The Sara B. Child Landscape Design Fund
The Sara B. Child Landscape Design Fund is used by CED to support the teaching of landscape design.
The Geraldine Knight Scott Landscape Architecture Fund
Geraldine Knight Scott obtained degree in Landscape Architecture in 1926 then later went on to earn degrees in art and architecture from Cornell University. A strong advocate of travel as a means to increase one’s self-knowledge and appreciation of other cultures, Knight spent twenty-two months in Europe beginning in 1930. She surveyed historic Italian villas through the Academia Della Arts in Rome and explored the famous gardens of France and Spain, also attending the Sorbonne in Paris, where she pursued an interest in housing, studying projects in Germany and Austria. The Geraldine Knight Scott Landscape Architecture Fund supports graduate traveling fellowships in the Department of Landscape Architecture or any successor department within CED. This annual fellowship allows the recipient to undertake a program of travel and study under the guidance of the Department of Landscape Architecture.

Department of City and Regional Planning

The Carmel P. Friesen Chair in Urban Studies

This chair was endowed by a gift from alums Carmel P. and Howard R. Friesen, matched by the William and Flora Hewlett Foundation. The endowment is used to support the Department of City and Regional Planning in the College of Environmental Design with a specific preference for the field of Urban Studies.

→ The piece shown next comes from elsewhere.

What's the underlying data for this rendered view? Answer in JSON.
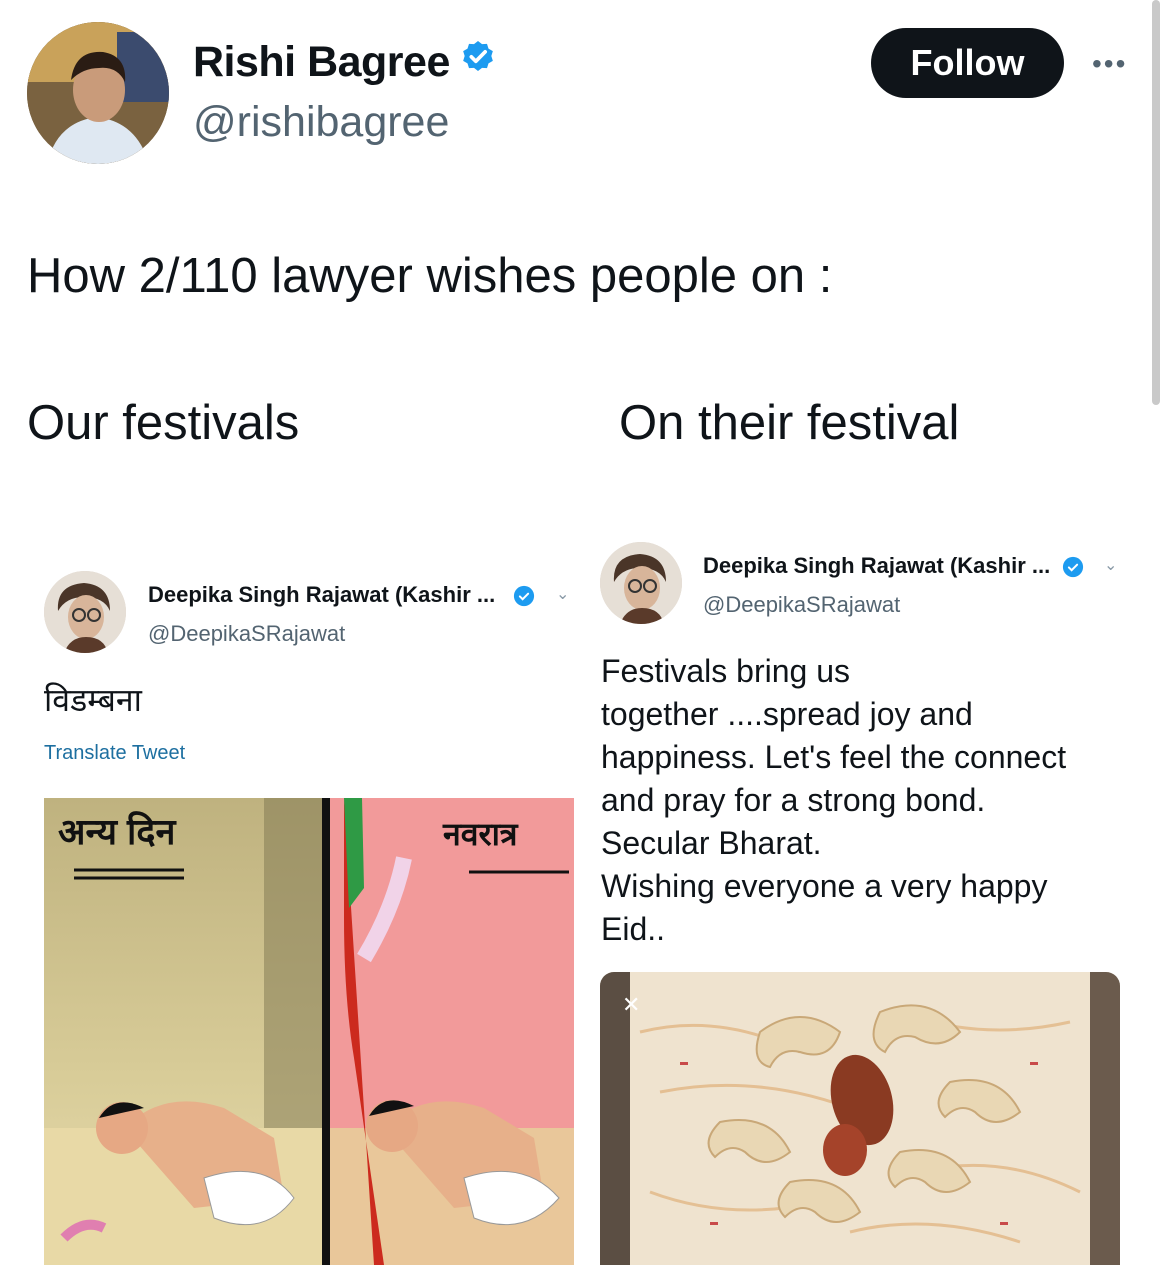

Currently the chair is held by Professor of City and Regional Planning, Karen Chapple.

The Theodore B. and Doris Shoong Lee Chair in Real Estate Law and Urban Planning

Ted and Doris Lee endowed the Theodore B. and Doris Shoong Lee Distinguished Professorship in Real Estate Law and Urban Planning, to foster interdisciplinary collaboration between CED and Berkeley Law. The goal of the Professorship is to support the work of a distinguished Visiting Professor who is a practitioner to teach one graduate course per year with a focus on the intersection of real estate, urban planning, and land use/environmental law. The interdisciplinary learning opportunities provided by the Professorship stimulate new veins of intellectual thought necessary for addressing today's complex urban development issues.

The Robert S. Cornish Endowed Chair in Regional Planning

The estate of Robert “Bob” Cornish (B.A. Arch. '51; M.C.P. ' 64) endowed the Robert S. Cornish Endowed Chair in Regional Planning provides to provide for a visiting professorship in regional planning with a distinguished background in practice, who demonstrates a clear and continuing interest in the area of integrated regional planning.

In addition the Robert S. Cornish Endowed Fund in Regional Planning  supports teaching, research, and public service activities associated with the Robert S. Cornish Endowed Chair in Regional Planning.